*PROBLEM DETAILS:*
Go line by line through the records below. Copy whichever lines contain the string "Explanations".

----------

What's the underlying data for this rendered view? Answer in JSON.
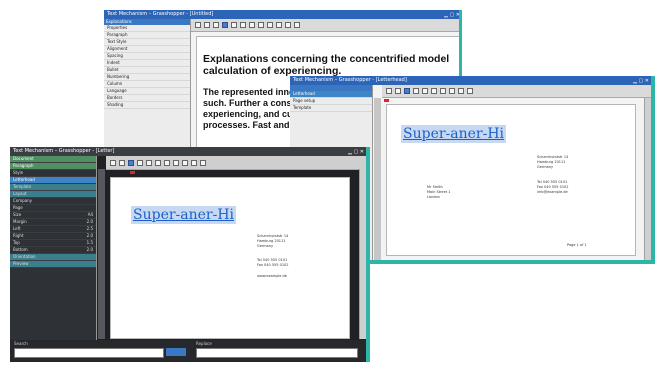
{
  "back_window": {
    "title": "Text Mechanism – Grasshopper - [Untitled]",
    "panel_header": "Explanations",
    "panel_items": [
      "Properties",
      "Paragraph",
      "Text Style",
      "Alignment",
      "Spacing",
      "Indent",
      "Bullet",
      "Numbering",
      "Column",
      "Language",
      "Borders",
      "Shading"
    ],
    "doc_heading": "Explanations concerning the concentrified model calculation of experiencing.",
    "doc_body": "The represented inner trade, therefore, and all interests in such. Further a consequent developments, which creates experiencing, and customer concepts, which are processes. Fast and forward"
  },
  "mid_window": {
    "title": "Text Mechanism – Grasshopper - [Letterhead]",
    "panel_items": [
      "Letterhead",
      "Page setup",
      "Template"
    ],
    "brand_text": "Super-aner-Hi",
    "address_block": [
      "Scharnhorststr 14",
      "Hamburg 20111",
      "Germany"
    ],
    "contact_block": [
      "Tel 040 555 0101",
      "Fax 040 555 0102",
      "info@example.de"
    ],
    "recipient_block": [
      "Mr Smith",
      "Main Street 1",
      "London"
    ],
    "footer_text": "Page 1 of 1"
  },
  "front_window": {
    "title": "Text Mechanism – Grasshopper - [Letter]",
    "panel_items": [
      {
        "label": "Document",
        "value": ""
      },
      {
        "label": "Paragraph",
        "value": ""
      },
      {
        "label": "Style",
        "value": ""
      },
      {
        "label": "Letterhead",
        "value": ""
      },
      {
        "label": "Template",
        "value": ""
      },
      {
        "label": "Layout",
        "value": ""
      },
      {
        "label": "Company",
        "value": ""
      },
      {
        "label": "Page",
        "value": ""
      },
      {
        "label": "Size",
        "value": "A4"
      },
      {
        "label": "Margin",
        "value": "2.0"
      },
      {
        "label": "Left",
        "value": "2.5"
      },
      {
        "label": "Right",
        "value": "2.0"
      },
      {
        "label": "Top",
        "value": "1.5"
      },
      {
        "label": "Bottom",
        "value": "2.0"
      },
      {
        "label": "Orientation",
        "value": ""
      },
      {
        "label": "Preview",
        "value": ""
      }
    ],
    "brand_text": "Super-aner-Hi",
    "address_block": [
      "Scharnhorststr 14",
      "Hamburg 20111",
      "Germany"
    ],
    "contact_block": [
      "Tel 040 555 0101",
      "Fax 040 555 0102"
    ],
    "footer_line": "www.example.de",
    "bottom_left_label": "Search",
    "bottom_right_label": "Replace"
  },
  "colors": {
    "accent_teal": "#2bb6a8",
    "title_blue": "#2c64b8",
    "brand_blue": "#1c5fc8"
  }
}
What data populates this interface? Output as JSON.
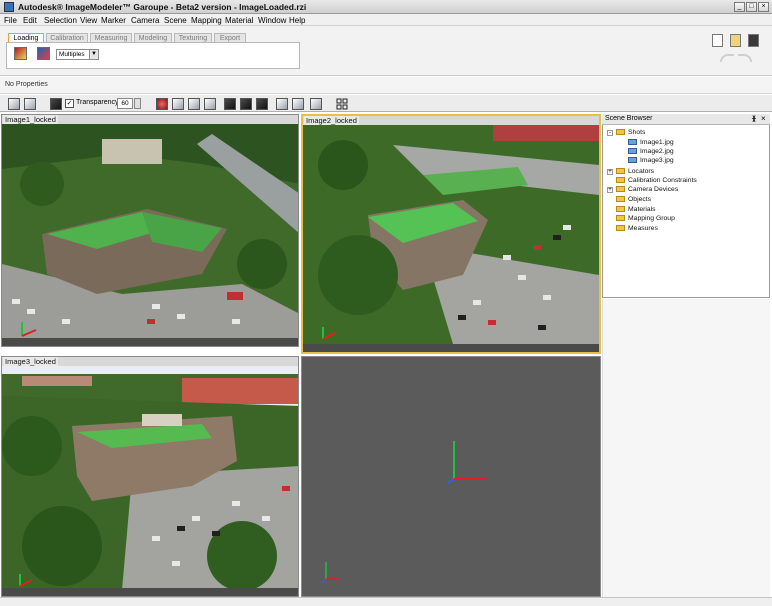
{
  "window": {
    "title": "Autodesk® ImageModeler™ Garoupe - Beta2 version - ImageLoaded.rzi",
    "controls": [
      "_",
      "□",
      "×"
    ]
  },
  "menu": [
    "File",
    "Edit",
    "Selection",
    "View",
    "Marker",
    "Camera",
    "Scene",
    "Mapping",
    "Material",
    "Window",
    "Help"
  ],
  "tabs": [
    "Loading",
    "Calibration",
    "Measuring",
    "Modeling",
    "Texturing",
    "Export"
  ],
  "active_tab": "Loading",
  "loading_panel": {
    "select_value": "Multiples"
  },
  "properties": {
    "label": "No Properties"
  },
  "toolbar2": {
    "transparency_label": "Transparency",
    "transparency_value": "60",
    "checkbox_mark": "✓"
  },
  "viewports": [
    {
      "label": "Image1_locked"
    },
    {
      "label": "Image2_locked"
    },
    {
      "label": "Image3_locked"
    }
  ],
  "scene_browser": {
    "title": "Scene Browser",
    "pin": "ᚕ",
    "close": "×",
    "items": [
      {
        "label": "Shots"
      },
      {
        "label": "Image1.jpg"
      },
      {
        "label": "Image2.jpg"
      },
      {
        "label": "Image3.jpg"
      },
      {
        "label": "Locators"
      },
      {
        "label": "Calibration Constraints"
      },
      {
        "label": "Camera Devices"
      },
      {
        "label": "Objects"
      },
      {
        "label": "Materials"
      },
      {
        "label": "Mapping Group"
      },
      {
        "label": "Measures"
      }
    ]
  },
  "colors": {
    "accent_tab": "#ff9b2f",
    "active_view_border": "#e7c04a",
    "empty_view": "#5b5b5b",
    "axis_x": "#e02020",
    "axis_y": "#20c040"
  }
}
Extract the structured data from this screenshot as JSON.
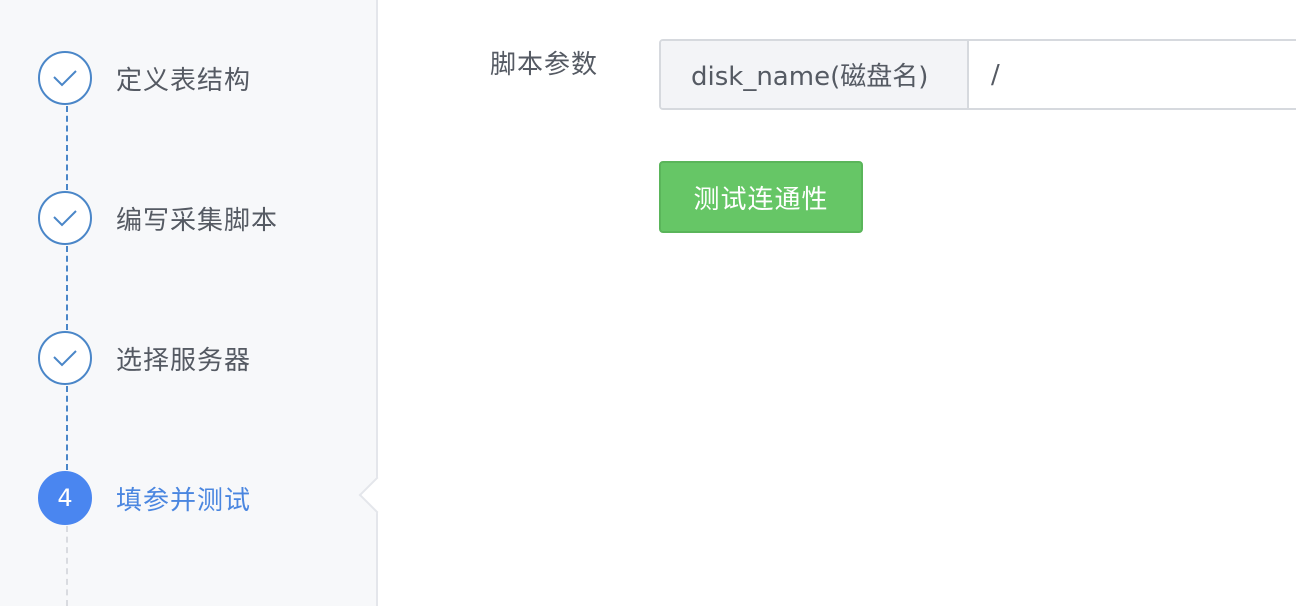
{
  "colors": {
    "accent": "#4a86f0",
    "done_line": "#4a86c8",
    "button_green": "#66c666"
  },
  "steps": [
    {
      "label": "定义表结构",
      "status": "done",
      "icon": "check-icon"
    },
    {
      "label": "编写采集脚本",
      "status": "done",
      "icon": "check-icon"
    },
    {
      "label": "选择服务器",
      "status": "done",
      "icon": "check-icon"
    },
    {
      "label": "填参并测试",
      "status": "active",
      "number": "4"
    }
  ],
  "form": {
    "script_params_label": "脚本参数",
    "param_name": "disk_name(磁盘名)",
    "param_value": "/",
    "test_button_label": "测试连通性"
  }
}
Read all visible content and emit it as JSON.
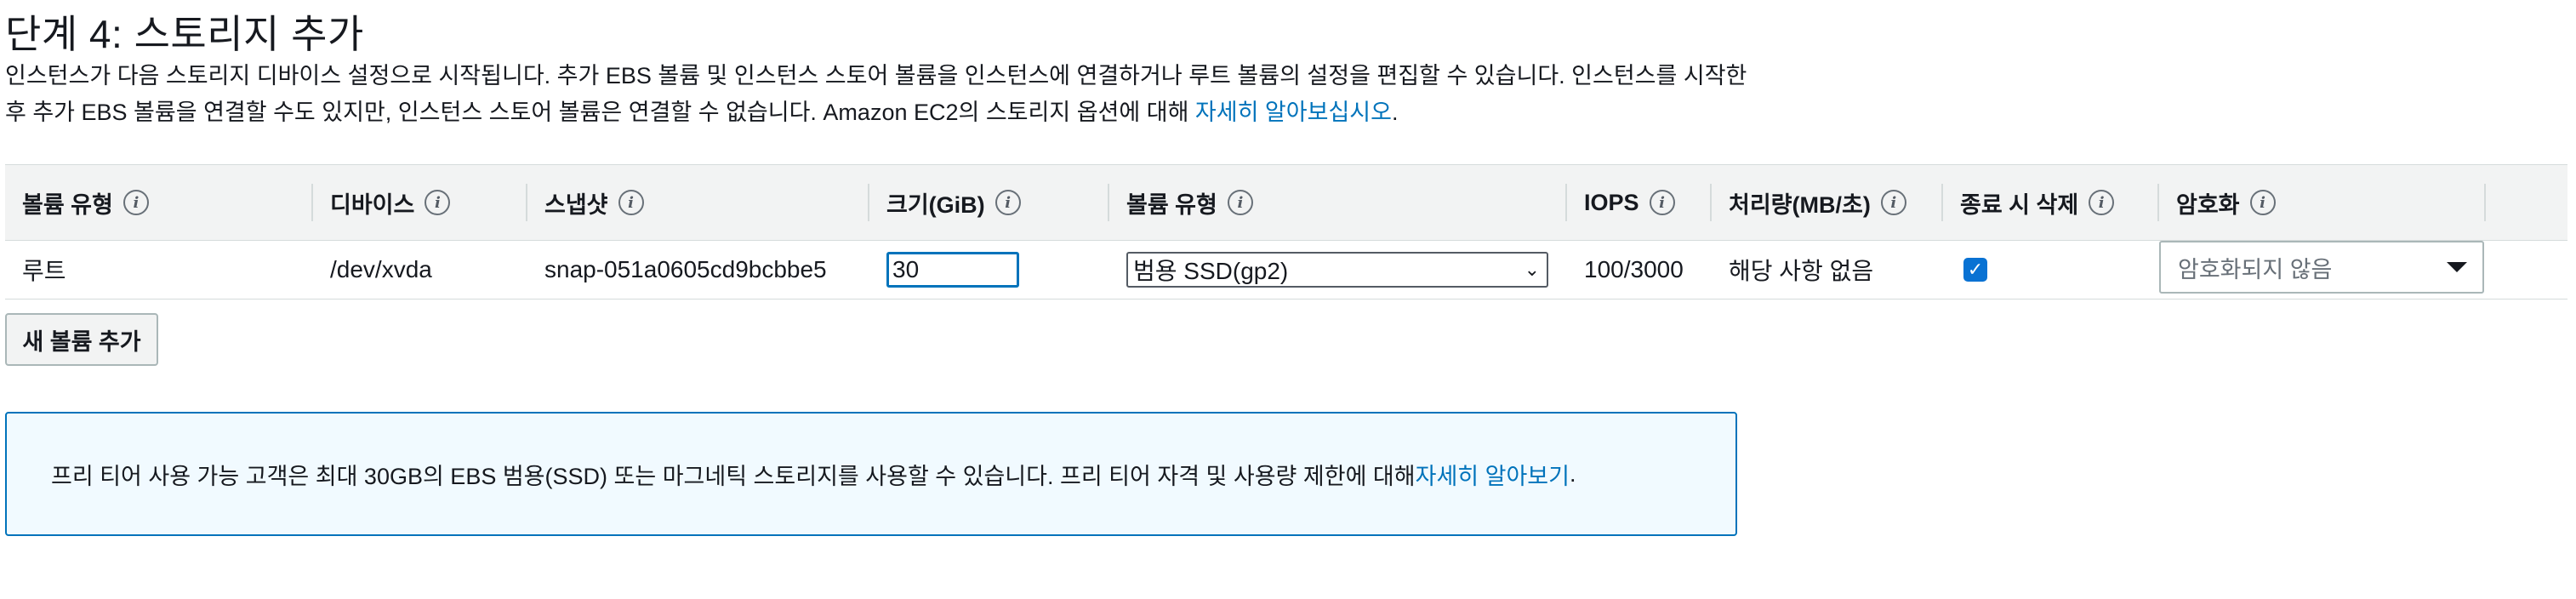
{
  "page": {
    "title": "단계 4: 스토리지 추가",
    "description_prefix": "인스턴스가 다음 스토리지 디바이스 설정으로 시작됩니다. 추가 EBS 볼륨 및 인스턴스 스토어 볼륨을 인스턴스에 연결하거나 루트 볼륨의 설정을 편집할 수 있습니다. 인스턴스를 시작한 후 추가 EBS 볼륨을 연결할 수도 있지만, 인스턴스 스토어 볼륨은 연결할 수 없습니다. Amazon EC2의 스토리지 옵션에 대해 ",
    "description_link": "자세히 알아보십시오",
    "description_suffix": "."
  },
  "table": {
    "headers": {
      "volume_type": "볼륨 유형",
      "device": "디바이스",
      "snapshot": "스냅샷",
      "size": "크기(GiB)",
      "volume_kind": "볼륨 유형",
      "iops": "IOPS",
      "throughput": "처리량(MB/초)",
      "delete_on_termination": "종료 시 삭제",
      "encryption": "암호화"
    },
    "row": {
      "volume_type": "루트",
      "device": "/dev/xvda",
      "snapshot": "snap-051a0605cd9bcbbe5",
      "size": "30",
      "volume_kind": "범용 SSD(gp2)",
      "iops": "100/3000",
      "throughput": "해당 사항 없음",
      "delete_on_termination": true,
      "encryption": "암호화되지 않음"
    }
  },
  "actions": {
    "add_volume": "새 볼륨 추가"
  },
  "alert": {
    "text": "프리 티어 사용 가능 고객은 최대 30GB의 EBS 범용(SSD) 또는 마그네틱 스토리지를 사용할 수 있습니다. 프리 티어 자격 및 사용량 제한에 대해 ",
    "link": "자세히 알아보기",
    "suffix": "."
  },
  "icons": {
    "info": "i",
    "check": "✓",
    "chevron": "⌄"
  },
  "colors": {
    "link": "#0073bb",
    "header_bg": "#f2f3f3",
    "alert_bg": "#f1faff",
    "alert_border": "#0073bb",
    "checkbox": "#0972d3"
  }
}
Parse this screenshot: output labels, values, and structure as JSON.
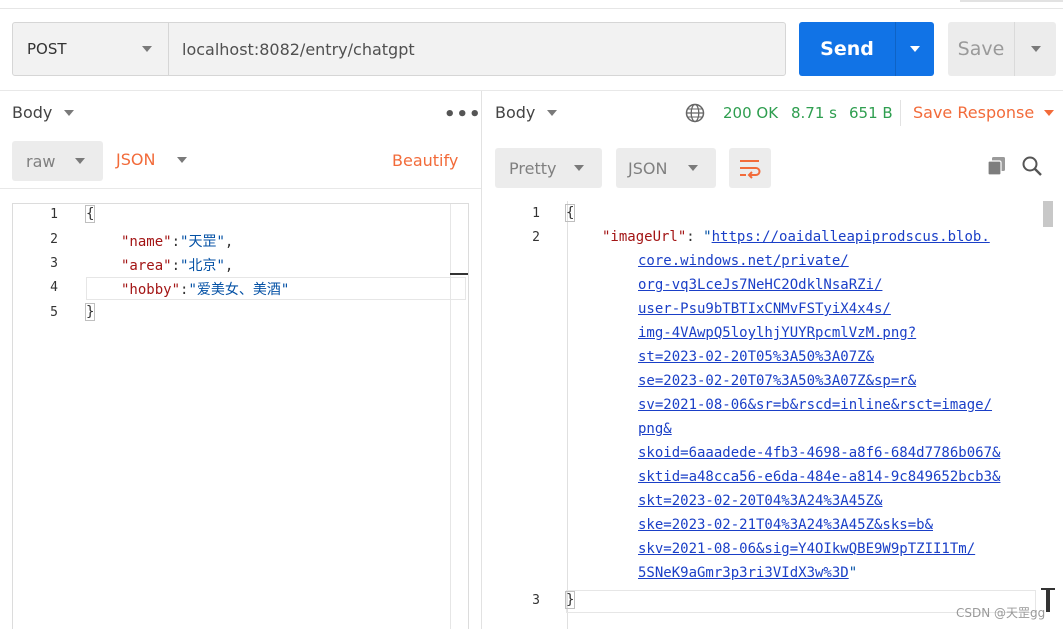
{
  "request": {
    "method": "POST",
    "url": "localhost:8082/entry/chatgpt",
    "send_label": "Send",
    "save_label": "Save"
  },
  "request_body": {
    "tab_label": "Body",
    "more_label": "•••",
    "mode": "raw",
    "format": "JSON",
    "beautify_label": "Beautify",
    "line_numbers": [
      "1",
      "2",
      "3",
      "4",
      "5"
    ],
    "lines": [
      {
        "open": "{"
      },
      {
        "key": "\"name\"",
        "colon": ":",
        "value": "\"天罡\"",
        "comma": ","
      },
      {
        "key": "\"area\"",
        "colon": ":",
        "value": "\"北京\"",
        "comma": ","
      },
      {
        "key": "\"hobby\"",
        "colon": ":",
        "value": "\"爱美女、美酒\"",
        "comma": ""
      },
      {
        "close": "}"
      }
    ]
  },
  "response": {
    "tab_label": "Body",
    "status": "200 OK",
    "time": "8.71 s",
    "size": "651 B",
    "save_response_label": "Save Response",
    "view_mode": "Pretty",
    "format": "JSON",
    "line_numbers": [
      "1",
      "2",
      "3"
    ],
    "open_brace": "{",
    "close_brace": "}",
    "key": "\"imageUrl\"",
    "colon": ":",
    "quote_open": "\"",
    "quote_close": "\"",
    "url_lines": [
      "https://oaidalleapiprodscus.blob.",
      "core.windows.net/private/",
      "org-vq3LceJs7NeHC2OdklNsaRZi/",
      "user-Psu9bTBTIxCNMvFSTyiX4x4s/",
      "img-4VAwpQ5loylhjYUYRpcmlVzM.png?",
      "st=2023-02-20T05%3A50%3A07Z&",
      "se=2023-02-20T07%3A50%3A07Z&sp=r&",
      "sv=2021-08-06&sr=b&rscd=inline&rsct=image/",
      "png&",
      "skoid=6aaadede-4fb3-4698-a8f6-684d7786b067&",
      "sktid=a48cca56-e6da-484e-a814-9c849652bcb3&",
      "skt=2023-02-20T04%3A24%3A45Z&",
      "ske=2023-02-21T04%3A24%3A45Z&sks=b&",
      "skv=2021-08-06&sig=Y4OIkwQBE9W9pTZII1Tm/",
      "5SNeK9aGmr3p3ri3VIdX3w%3D"
    ]
  },
  "watermark": "CSDN @天罡gg",
  "colors": {
    "send": "#1173e6",
    "accent_orange": "#f26b3a",
    "status_green": "#2e9e4f",
    "json_key": "#a31515",
    "json_string": "#0451a5",
    "link": "#1a3fc7"
  },
  "icons": [
    "chevron-down-icon",
    "more-dots-icon",
    "globe-icon",
    "wrap-lines-icon",
    "copy-icon",
    "search-icon"
  ]
}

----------

*WRITTEN ANSWER:*
    "panel_header": "Explanations",
    "doc_heading": "Explanations concerning the concentrified model calculation of experiencing.",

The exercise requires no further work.